--- Information shown Enclosed Below ---

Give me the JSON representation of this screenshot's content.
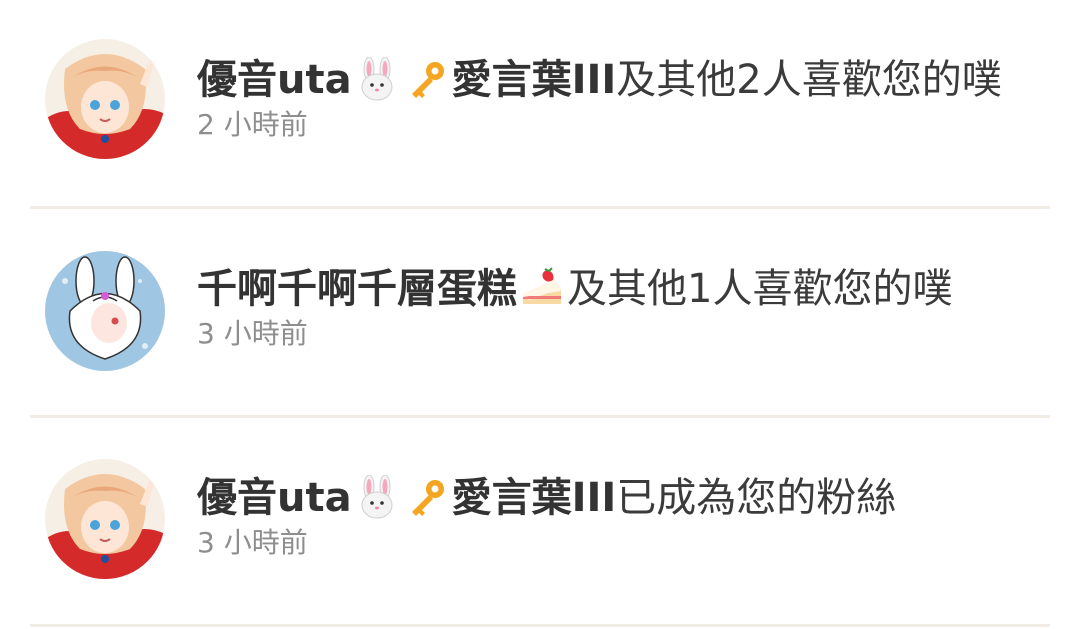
{
  "notifications": [
    {
      "avatar_style": "red-hair-anime",
      "user_name": "優音uta",
      "user_emojis": [
        "rabbit-face",
        "key"
      ],
      "user_name_suffix": "愛言葉III",
      "action_text": "及其他2人喜歡您的噗",
      "time": "2 小時前"
    },
    {
      "avatar_style": "blue-bunny-anime",
      "user_name": "千啊千啊千層蛋糕",
      "user_emojis": [
        "shortcake"
      ],
      "user_name_suffix": "",
      "action_text": "及其他1人喜歡您的噗",
      "time": "3 小時前"
    },
    {
      "avatar_style": "red-hair-anime",
      "user_name": "優音uta",
      "user_emojis": [
        "rabbit-face",
        "key"
      ],
      "user_name_suffix": "愛言葉III",
      "action_text": "已成為您的粉絲",
      "time": "3 小時前"
    }
  ],
  "colors": {
    "title_text": "#333333",
    "time_text": "#8e8e8e",
    "divider": "#f1ece6",
    "background": "#ffffff"
  }
}
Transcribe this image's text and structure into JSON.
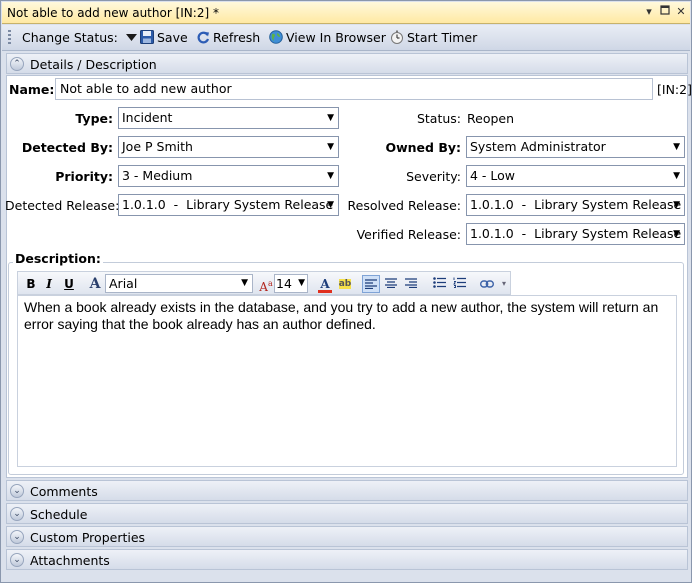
{
  "window": {
    "title": "Not able to add new author [IN:2] *",
    "controls": [
      "dropdown",
      "restore",
      "close"
    ]
  },
  "toolbar": {
    "change_status": "Change Status:",
    "save": "Save",
    "refresh": "Refresh",
    "view_in_browser": "View In Browser",
    "start_timer": "Start Timer"
  },
  "sections": {
    "details": "Details / Description",
    "comments": "Comments",
    "schedule": "Schedule",
    "custom_properties": "Custom Properties",
    "attachments": "Attachments"
  },
  "form": {
    "name_label": "Name:",
    "name_value": "Not able to add new author",
    "id_tag": "[IN:2]",
    "type_label": "Type:",
    "type_value": "Incident",
    "status_label": "Status:",
    "status_value": "Reopen",
    "detected_by_label": "Detected By:",
    "detected_by_value": "Joe P Smith",
    "owned_by_label": "Owned By:",
    "owned_by_value": "System Administrator",
    "priority_label": "Priority:",
    "priority_value": "3 - Medium",
    "severity_label": "Severity:",
    "severity_value": "4 - Low",
    "detected_release_label": "Detected Release:",
    "detected_release_value": "1.0.1.0  -  Library System Release",
    "resolved_release_label": "Resolved Release:",
    "resolved_release_value": "1.0.1.0  -  Library System Release",
    "verified_release_label": "Verified Release:",
    "verified_release_value": "1.0.1.0  -  Library System Release"
  },
  "description": {
    "label": "Description:",
    "font_name": "Arial",
    "font_size": "14",
    "text": "When a book already exists in the database, and you try to add a new author, the system will return an error saying that the book already has an author defined."
  },
  "colors": {
    "title_bar": "#ffe9a3",
    "toolbar": "#dbe1ec",
    "font_color_underline": "#e0301e",
    "highlight_yellow": "#f7e14a"
  }
}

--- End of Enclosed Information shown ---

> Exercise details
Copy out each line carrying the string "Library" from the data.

> Written answer
    "detected_release_value": "1.0.1.0  -  Library System Release",
    "resolved_release_value": "1.0.1.0  -  Library System Release",
    "verified_release_value": "1.0.1.0  -  Library System Release"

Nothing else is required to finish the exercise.